►
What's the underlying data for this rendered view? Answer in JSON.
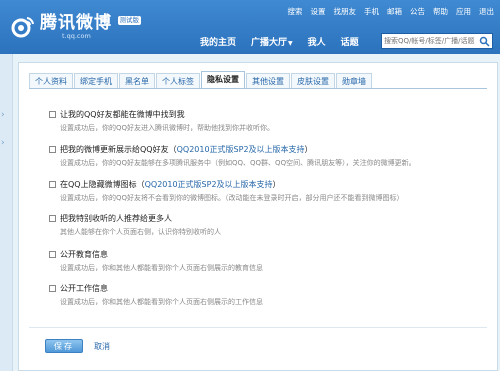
{
  "header": {
    "top_links": [
      "搜索",
      "设置",
      "找朋友",
      "手机",
      "邮箱",
      "公告",
      "帮助",
      "应用",
      "退出"
    ],
    "logo_text": "腾讯微博",
    "logo_badge": "测试版",
    "logo_url": "t.qq.com",
    "nav": {
      "home": "我的主页",
      "plaza": "广播大厅",
      "plaza_caret": "▼",
      "me": "我人",
      "topic": "话题"
    },
    "search_placeholder": "搜索QQ/帐号/标签/广播/话题"
  },
  "tabs": [
    {
      "label": "个人资料",
      "active": false
    },
    {
      "label": "绑定手机",
      "active": false
    },
    {
      "label": "黑名单",
      "active": false
    },
    {
      "label": "个人标签",
      "active": false
    },
    {
      "label": "隐私设置",
      "active": true
    },
    {
      "label": "其他设置",
      "active": false
    },
    {
      "label": "皮肤设置",
      "active": false
    },
    {
      "label": "勋章墙",
      "active": false
    }
  ],
  "options": [
    {
      "title": "让我的QQ好友都能在微博中找到我",
      "desc": "设置成功后，你的QQ好友进入腾讯微博时，帮助他找到你并收听你。"
    },
    {
      "title_before": "把我的微博更新展示给QQ好友（",
      "title_link": "QQ2010正式版SP2及以上版本支持",
      "title_after": "）",
      "desc": "设置成功后，你的QQ好友能够在多项腾讯服务中（例如QQ、QQ群、QQ空间、腾讯朋友等），关注你的微博更新。"
    },
    {
      "title_before": "在QQ上隐藏微博图标（",
      "title_link": "QQ2010正式版SP2及以上版本支持",
      "title_after": "）",
      "desc": "设置成功后，你的QQ好友将不会看到你的微博图标。（改动能在未登录时开启，部分用户还不能看到微博图标）"
    },
    {
      "title": "把我特别收听的人推荐给更多人",
      "desc": "其他人能够在你个人页面右侧，认识你特别收听的人"
    },
    {
      "title": "公开教育信息",
      "desc": "设置成功后，你和其他人都能看到你个人页面右侧展示的教育信息"
    },
    {
      "title": "公开工作信息",
      "desc": "设置成功后，你和其他人都能看到你个人页面右侧展示的工作信息"
    }
  ],
  "actions": {
    "save": "保存",
    "cancel": "取消"
  },
  "colors": {
    "header_blue": "#2c72bd",
    "link_blue": "#2566a8",
    "background": "#e8f2f9"
  }
}
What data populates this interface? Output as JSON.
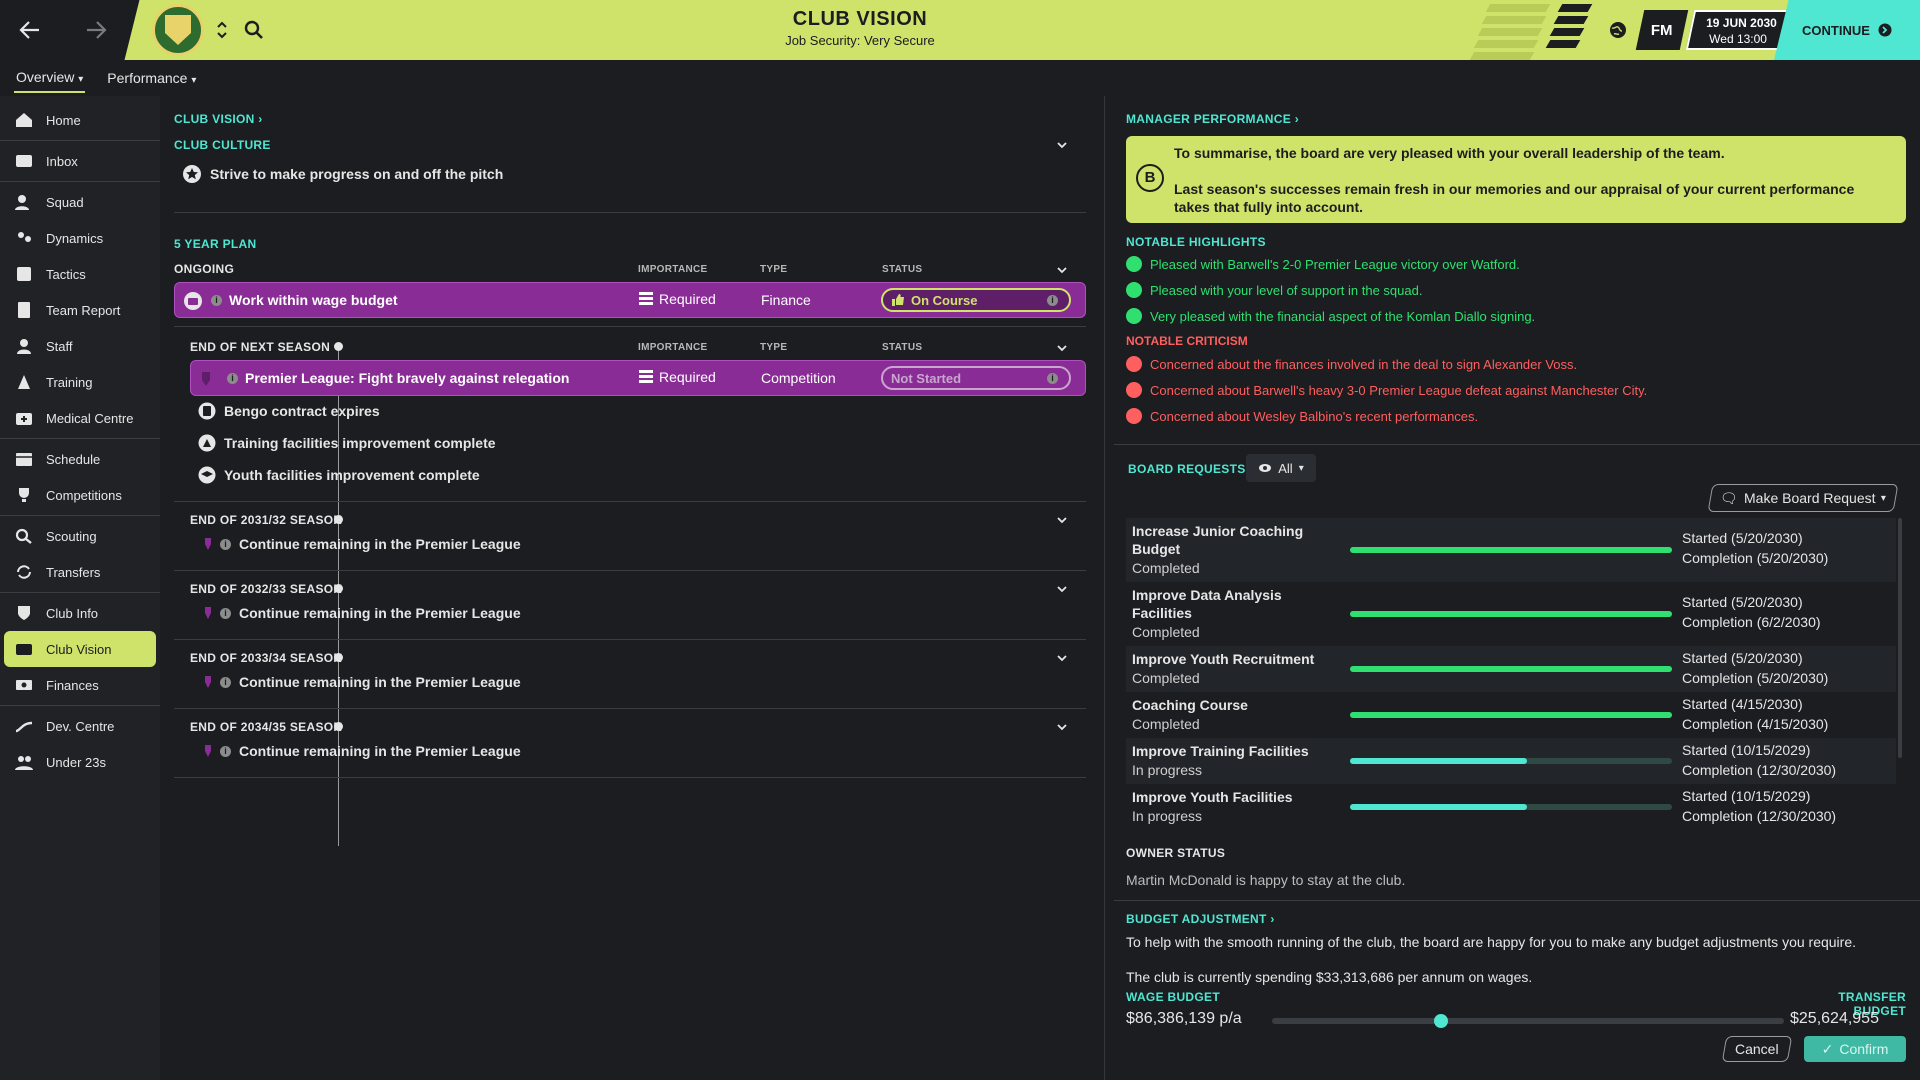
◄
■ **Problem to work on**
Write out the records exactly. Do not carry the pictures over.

■ **Your response**
What's the underlying data for this rendered view? Answer in JSON.
{
  "header": {
    "top_links": [
      "搜索",
      "设置",
      "找朋友",
      "手机",
      "邮箱",
      "公告",
      "帮助",
      "应用",
      "退出"
    ],
    "logo_text": "腾讯微博",
    "logo_badge": "测试版",
    "logo_url": "t.qq.com",
    "nav": {
      "home": "我的主页",
      "plaza": "广播大厅",
      "plaza_caret": "▼",
      "me": "我人",
      "topic": "话题"
    },
    "search_placeholder": "搜索QQ/帐号/标签/广播/话题"
  },
  "tabs": [
    {
      "label": "个人资料",
      "active": false
    },
    {
      "label": "绑定手机",
      "active": false
    },
    {
      "label": "黑名单",
      "active": false
    },
    {
      "label": "个人标签",
      "active": false
    },
    {
      "label": "隐私设置",
      "active": true
    },
    {
      "label": "其他设置",
      "active": false
    },
    {
      "label": "皮肤设置",
      "active": false
    },
    {
      "label": "勋章墙",
      "active": false
    }
  ],
  "options": [
    {
      "title": "让我的QQ好友都能在微博中找到我",
      "desc": "设置成功后，你的QQ好友进入腾讯微博时，帮助他找到你并收听你。"
    },
    {
      "title_before": "把我的微博更新展示给QQ好友（",
      "title_link": "QQ2010正式版SP2及以上版本支持",
      "title_after": "）",
      "desc": "设置成功后，你的QQ好友能够在多项腾讯服务中（例如QQ、QQ群、QQ空间、腾讯朋友等），关注你的微博更新。"
    },
    {
      "title_before": "在QQ上隐藏微博图标（",
      "title_link": "QQ2010正式版SP2及以上版本支持",
      "title_after": "）",
      "desc": "设置成功后，你的QQ好友将不会看到你的微博图标。（改动能在未登录时开启，部分用户还不能看到微博图标）"
    },
    {
      "title": "把我特别收听的人推荐给更多人",
      "desc": "其他人能够在你个人页面右侧，认识你特别收听的人"
    },
    {
      "title": "公开教育信息",
      "desc": "设置成功后，你和其他人都能看到你个人页面右侧展示的教育信息"
    },
    {
      "title": "公开工作信息",
      "desc": "设置成功后，你和其他人都能看到你个人页面右侧展示的工作信息"
    }
  ],
  "actions": {
    "save": "保存",
    "cancel": "取消"
  },
  "colors": {
    "header_blue": "#2c72bd",
    "link_blue": "#2566a8",
    "background": "#e8f2f9"
  }
}
What data populates this interface? Output as JSON.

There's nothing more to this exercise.